October’s K–12 journals from the National Science Teachers Association (NSTA) highlight unique trends in science eduction.
Science and Children, for elementary educators, hones in on one of the major shifts in the Next Generation Science Standards—the significant focus on engineering. This issue provides several approaches that can be used to support elementary students as they delineate problems, design solutions, and optimize their design solutions. Check out this free article to get a sense of the issue: Wacky Weather.
Science Scope, for middle level and junior high school science teachers, takes on the misconceptions students have about waves and electromagnetic radiation. To make sure you and your students are on the same wavelength when confronting these concepts, check out the collection of activities in this month’s issue. We’re sure they’ll spread the full spectrum of light on the world of waves. The following free article Reflecting Understanding: Using Lab Stations to Teach Image Formation is available from the issue.

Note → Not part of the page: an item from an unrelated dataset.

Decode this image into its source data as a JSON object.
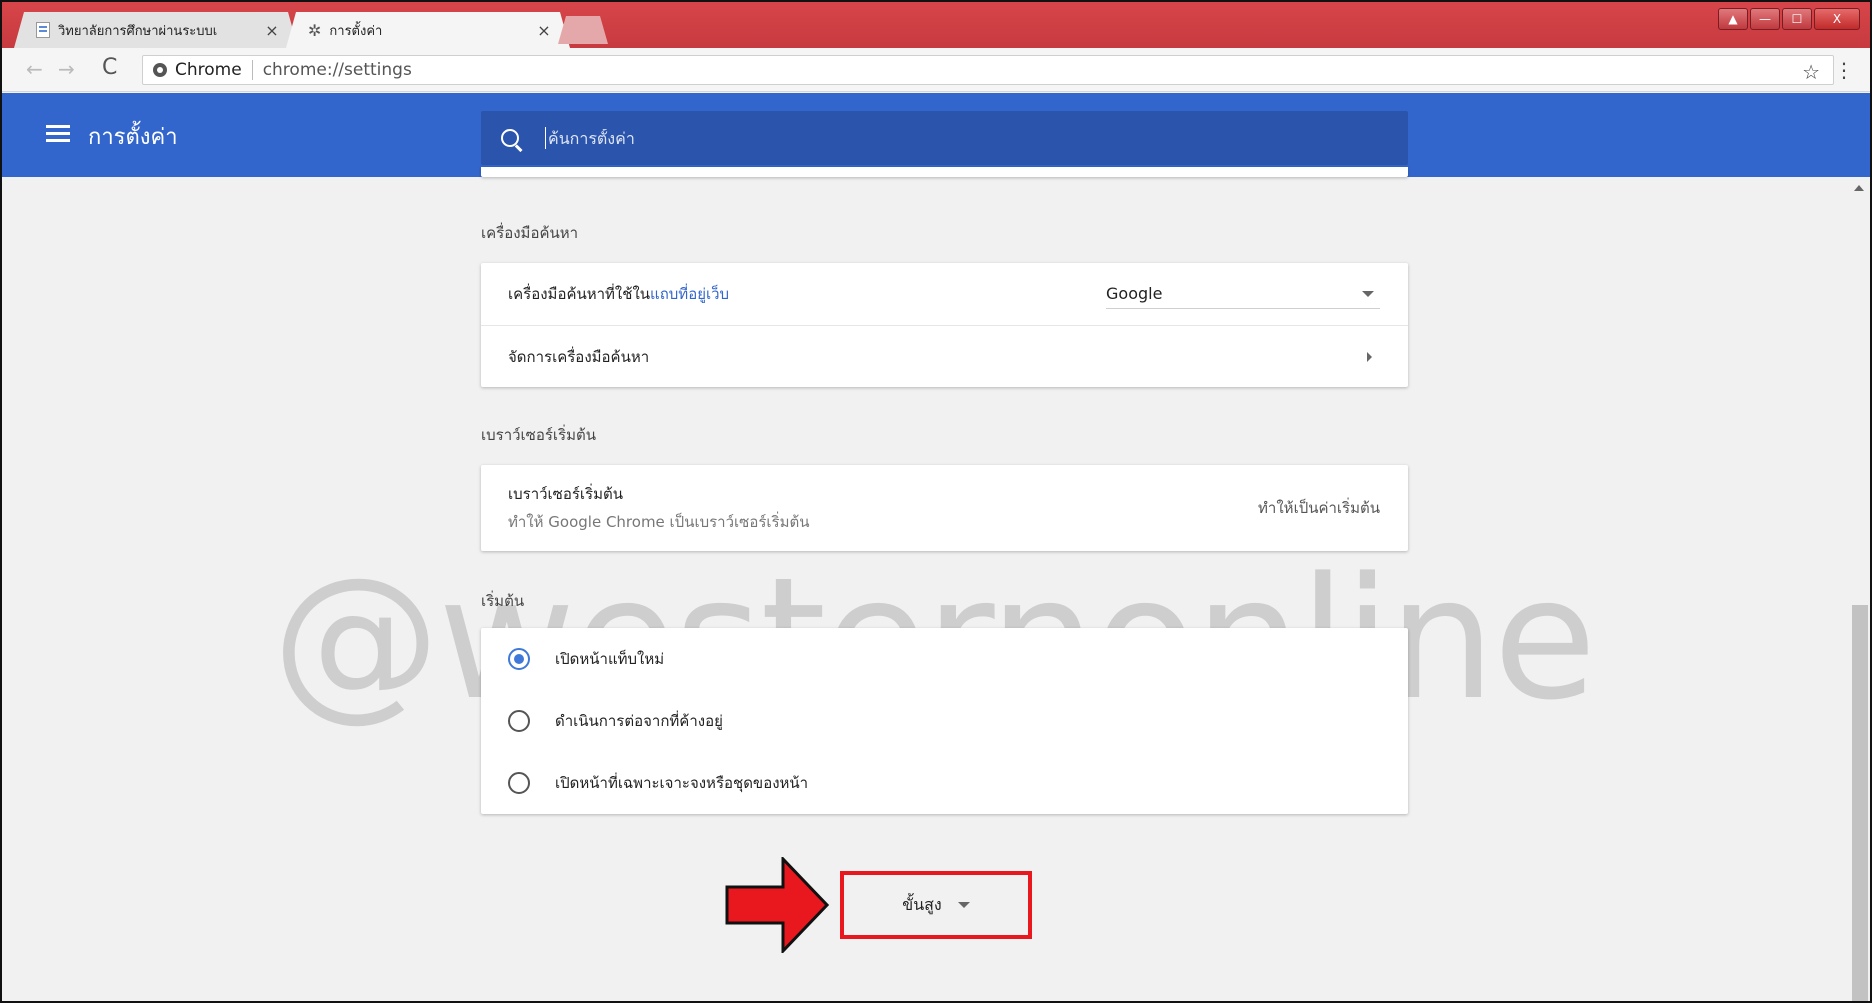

The Science Teacher, NSTA’s high school level journal, clarifies how the Next Generation Science Standards (NGSS) establish performance expectations for students that integrate three important dimensions—science and engineering practices, disciplinary core ideas, and crosscutting concepts—and incorporate important concepts of engineering. Maintaining a teachable number of core ideas was clearly a priority for the NGSS writers. For example, only eight high school level performance expectations directly relate to chemistry. Teachers can help students reach expectations by using the core ideas with a variety of instructional practices. This issue brings together several articles on chemistry that will help science teachers meet the challenges of today’s classroom. This month’s free article All Screwed Up can be accessed online.